--- Given records Enclosed Below ---

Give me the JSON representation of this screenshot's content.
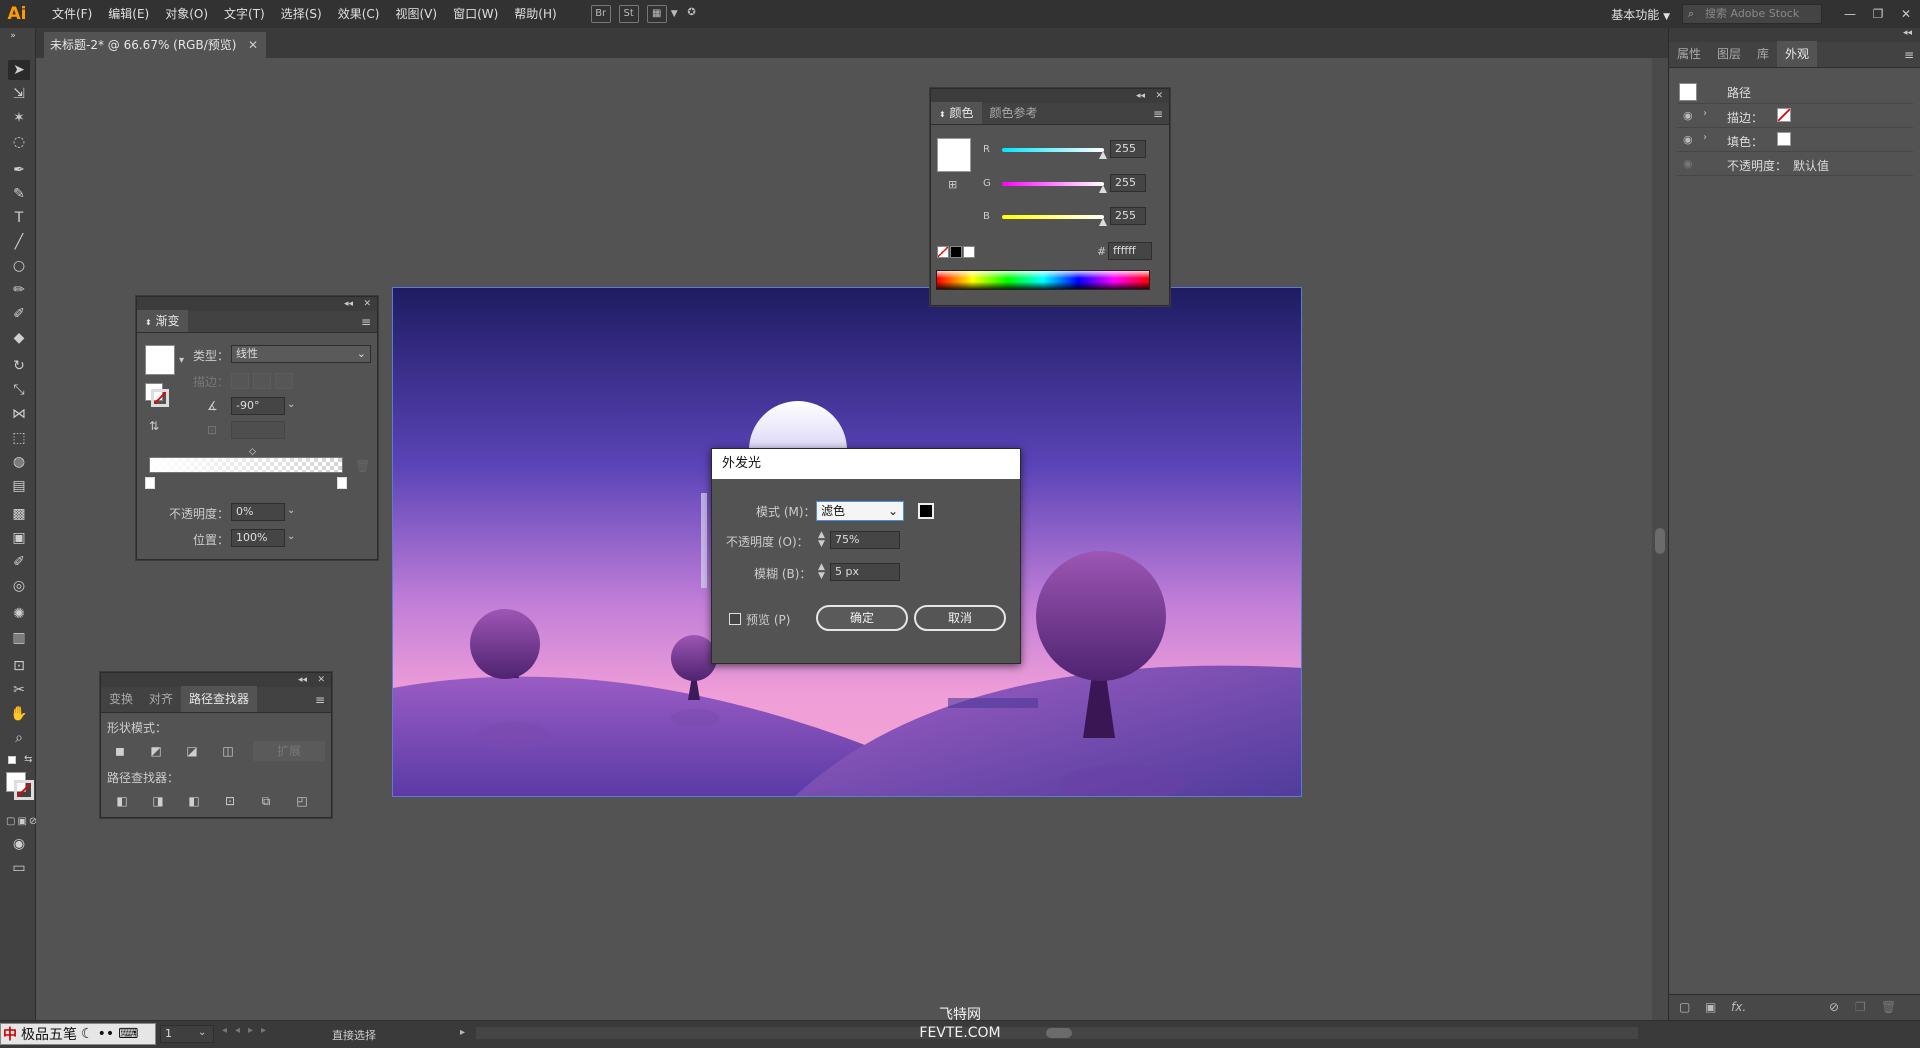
{
  "app": {
    "logo": "Ai",
    "menu": [
      "文件(F)",
      "编辑(E)",
      "对象(O)",
      "文字(T)",
      "选择(S)",
      "效果(C)",
      "视图(V)",
      "窗口(W)",
      "帮助(H)"
    ],
    "toolbar_icons": [
      "Br",
      "St"
    ],
    "workspace": "基本功能",
    "search_placeholder": "搜索 Adobe Stock"
  },
  "document": {
    "tab_title": "未标题-2* @ 66.67% (RGB/预览)"
  },
  "gradient_panel": {
    "tab": "渐变",
    "type_label": "类型：",
    "type_value": "线性",
    "stroke_label": "描边：",
    "angle_value": "-90°",
    "opacity_label": "不透明度：",
    "opacity_value": "0%",
    "position_label": "位置：",
    "position_value": "100%"
  },
  "pathfinder_panel": {
    "tabs": [
      "变换",
      "对齐",
      "路径查找器"
    ],
    "shape_modes_label": "形状模式：",
    "expand_label": "扩展",
    "pathfinders_label": "路径查找器："
  },
  "color_panel": {
    "tabs": [
      "颜色",
      "颜色参考"
    ],
    "channels": [
      {
        "label": "R",
        "value": "255",
        "color": "#00e5ff"
      },
      {
        "label": "G",
        "value": "255",
        "color": "#ff00ff"
      },
      {
        "label": "B",
        "value": "255",
        "color": "#ffff00"
      }
    ],
    "hash_label": "#",
    "hex_value": "ffffff"
  },
  "dialog": {
    "title": "外发光",
    "mode_label": "模式 (M)：",
    "mode_value": "滤色",
    "opacity_label": "不透明度 (O)：",
    "opacity_value": "75%",
    "blur_label": "模糊 (B)：",
    "blur_value": "5 px",
    "preview_label": "预览 (P)",
    "ok_label": "确定",
    "cancel_label": "取消"
  },
  "appearance_panel": {
    "tabs": [
      "属性",
      "图层",
      "库",
      "外观"
    ],
    "path_label": "路径",
    "stroke_label": "描边：",
    "fill_label": "填色：",
    "opacity_label": "不透明度：",
    "opacity_value": "默认值"
  },
  "status_bar": {
    "zoom": "1",
    "tool": "直接选择",
    "ime_label": "极品五笔",
    "ime_lang": "中"
  },
  "watermark": {
    "line1": "飞特网",
    "line2": "FEVTE.COM"
  }
}
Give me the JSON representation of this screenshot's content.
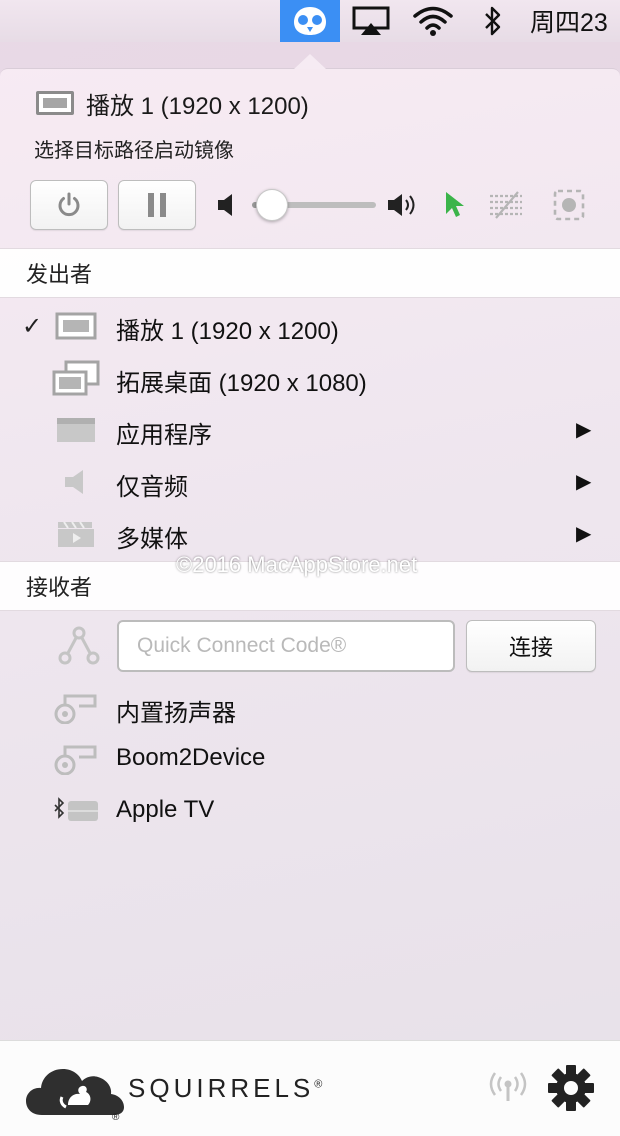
{
  "menubar": {
    "active_icon": "squirrels-icon",
    "items": [
      "airplay-icon",
      "wifi-icon",
      "bluetooth-icon"
    ],
    "clock": "周四23"
  },
  "source": {
    "title": "播放 1 (1920 x 1200)",
    "subtitle": "选择目标路径启动镜像"
  },
  "controls": {
    "volume_level": 0.16,
    "icons": [
      "power-icon",
      "pause-icon",
      "volume-low-icon",
      "volume-high-icon",
      "cursor-icon",
      "stripes-icon",
      "capture-icon"
    ],
    "cursor_color": "#3bb44a"
  },
  "sender": {
    "header": "发出者",
    "items": [
      {
        "label": "播放 1 (1920 x 1200)",
        "checked": true,
        "icon": "monitor-icon"
      },
      {
        "label": "拓展桌面 (1920 x 1080)",
        "checked": false,
        "icon": "extended-desktop-icon"
      },
      {
        "label": "应用程序",
        "checked": false,
        "icon": "app-window-icon",
        "submenu": "▶"
      },
      {
        "label": "仅音频",
        "checked": false,
        "icon": "speaker-icon",
        "submenu": "▶"
      },
      {
        "label": "多媒体",
        "checked": false,
        "icon": "clapperboard-icon",
        "submenu": "▶"
      }
    ]
  },
  "watermark": "©2016 MacAppStore.net",
  "receiver": {
    "header": "接收者",
    "code_placeholder": "Quick Connect Code®",
    "connect_label": "连接",
    "items": [
      {
        "label": "内置扬声器",
        "icon": "speaker-output-icon"
      },
      {
        "label": "Boom2Device",
        "icon": "speaker-output-icon"
      },
      {
        "label": "Apple TV",
        "icon": "apple-tv-bluetooth-icon"
      }
    ]
  },
  "footer": {
    "brand": "SQUIRRELS",
    "brand_mark": "®",
    "logo_mark": "®",
    "icons": [
      "broadcast-icon",
      "gear-icon"
    ]
  }
}
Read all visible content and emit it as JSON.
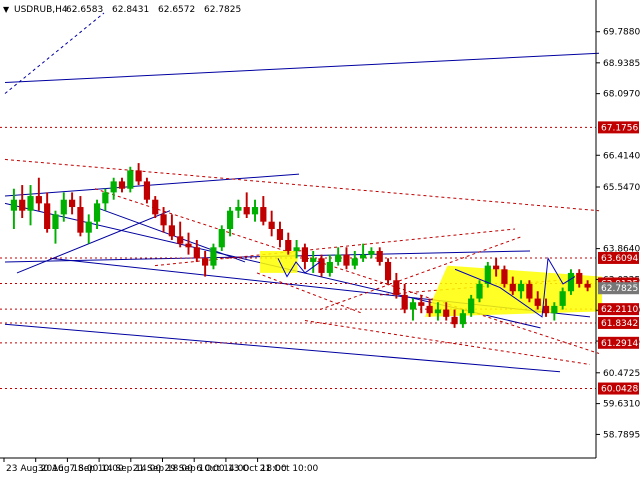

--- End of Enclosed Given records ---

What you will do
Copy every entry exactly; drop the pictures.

Result for this task
Give me the JSON representation of this screenshot's content.
{
  "app": {
    "logo": "Ai",
    "menu": [
      "文件(F)",
      "编辑(E)",
      "对象(O)",
      "文字(T)",
      "选择(S)",
      "效果(C)",
      "视图(V)",
      "窗口(W)",
      "帮助(H)"
    ],
    "toolbar_icons": [
      "Br",
      "St"
    ],
    "workspace": "基本功能",
    "search_placeholder": "搜索 Adobe Stock"
  },
  "document": {
    "tab_title": "未标题-2* @ 66.67% (RGB/预览)"
  },
  "gradient_panel": {
    "tab": "渐变",
    "type_label": "类型：",
    "type_value": "线性",
    "stroke_label": "描边：",
    "angle_value": "-90°",
    "opacity_label": "不透明度：",
    "opacity_value": "0%",
    "position_label": "位置：",
    "position_value": "100%"
  },
  "pathfinder_panel": {
    "tabs": [
      "变换",
      "对齐",
      "路径查找器"
    ],
    "shape_modes_label": "形状模式：",
    "expand_label": "扩展",
    "pathfinders_label": "路径查找器："
  },
  "color_panel": {
    "tabs": [
      "颜色",
      "颜色参考"
    ],
    "channels": [
      {
        "label": "R",
        "value": "255",
        "color": "#00e5ff"
      },
      {
        "label": "G",
        "value": "255",
        "color": "#ff00ff"
      },
      {
        "label": "B",
        "value": "255",
        "color": "#ffff00"
      }
    ],
    "hash_label": "#",
    "hex_value": "ffffff"
  },
  "dialog": {
    "title": "外发光",
    "mode_label": "模式 (M)：",
    "mode_value": "滤色",
    "opacity_label": "不透明度 (O)：",
    "opacity_value": "75%",
    "blur_label": "模糊 (B)：",
    "blur_value": "5 px",
    "preview_label": "预览 (P)",
    "ok_label": "确定",
    "cancel_label": "取消"
  },
  "appearance_panel": {
    "tabs": [
      "属性",
      "图层",
      "库",
      "外观"
    ],
    "path_label": "路径",
    "stroke_label": "描边：",
    "fill_label": "填色：",
    "opacity_label": "不透明度：",
    "opacity_value": "默认值"
  },
  "status_bar": {
    "zoom": "1",
    "tool": "直接选择",
    "ime_label": "极品五笔",
    "ime_lang": "中"
  },
  "watermark": {
    "line1": "飞特网",
    "line2": "FEVTE.COM"
  }
}
Give me the JSON representation of this screenshot's content.
{
  "menubar": {
    "active_icon": "squirrels-icon",
    "items": [
      "airplay-icon",
      "wifi-icon",
      "bluetooth-icon"
    ],
    "clock": "周四23"
  },
  "source": {
    "title": "播放 1 (1920 x 1200)",
    "subtitle": "选择目标路径启动镜像"
  },
  "controls": {
    "volume_level": 0.16,
    "icons": [
      "power-icon",
      "pause-icon",
      "volume-low-icon",
      "volume-high-icon",
      "cursor-icon",
      "stripes-icon",
      "capture-icon"
    ],
    "cursor_color": "#3bb44a"
  },
  "sender": {
    "header": "发出者",
    "items": [
      {
        "label": "播放 1 (1920 x 1200)",
        "checked": true,
        "icon": "monitor-icon"
      },
      {
        "label": "拓展桌面 (1920 x 1080)",
        "checked": false,
        "icon": "extended-desktop-icon"
      },
      {
        "label": "应用程序",
        "checked": false,
        "icon": "app-window-icon",
        "submenu": "▶"
      },
      {
        "label": "仅音频",
        "checked": false,
        "icon": "speaker-icon",
        "submenu": "▶"
      },
      {
        "label": "多媒体",
        "checked": false,
        "icon": "clapperboard-icon",
        "submenu": "▶"
      }
    ]
  },
  "watermark": "©2016 MacAppStore.net",
  "receiver": {
    "header": "接收者",
    "code_placeholder": "Quick Connect Code®",
    "connect_label": "连接",
    "items": [
      {
        "label": "内置扬声器",
        "icon": "speaker-output-icon"
      },
      {
        "label": "Boom2Device",
        "icon": "speaker-output-icon"
      },
      {
        "label": "Apple TV",
        "icon": "apple-tv-bluetooth-icon"
      }
    ]
  },
  "footer": {
    "brand": "SQUIRRELS",
    "brand_mark": "®",
    "logo_mark": "®",
    "icons": [
      "broadcast-icon",
      "gear-icon"
    ]
  }
}
Read all visible content and emit it as JSON.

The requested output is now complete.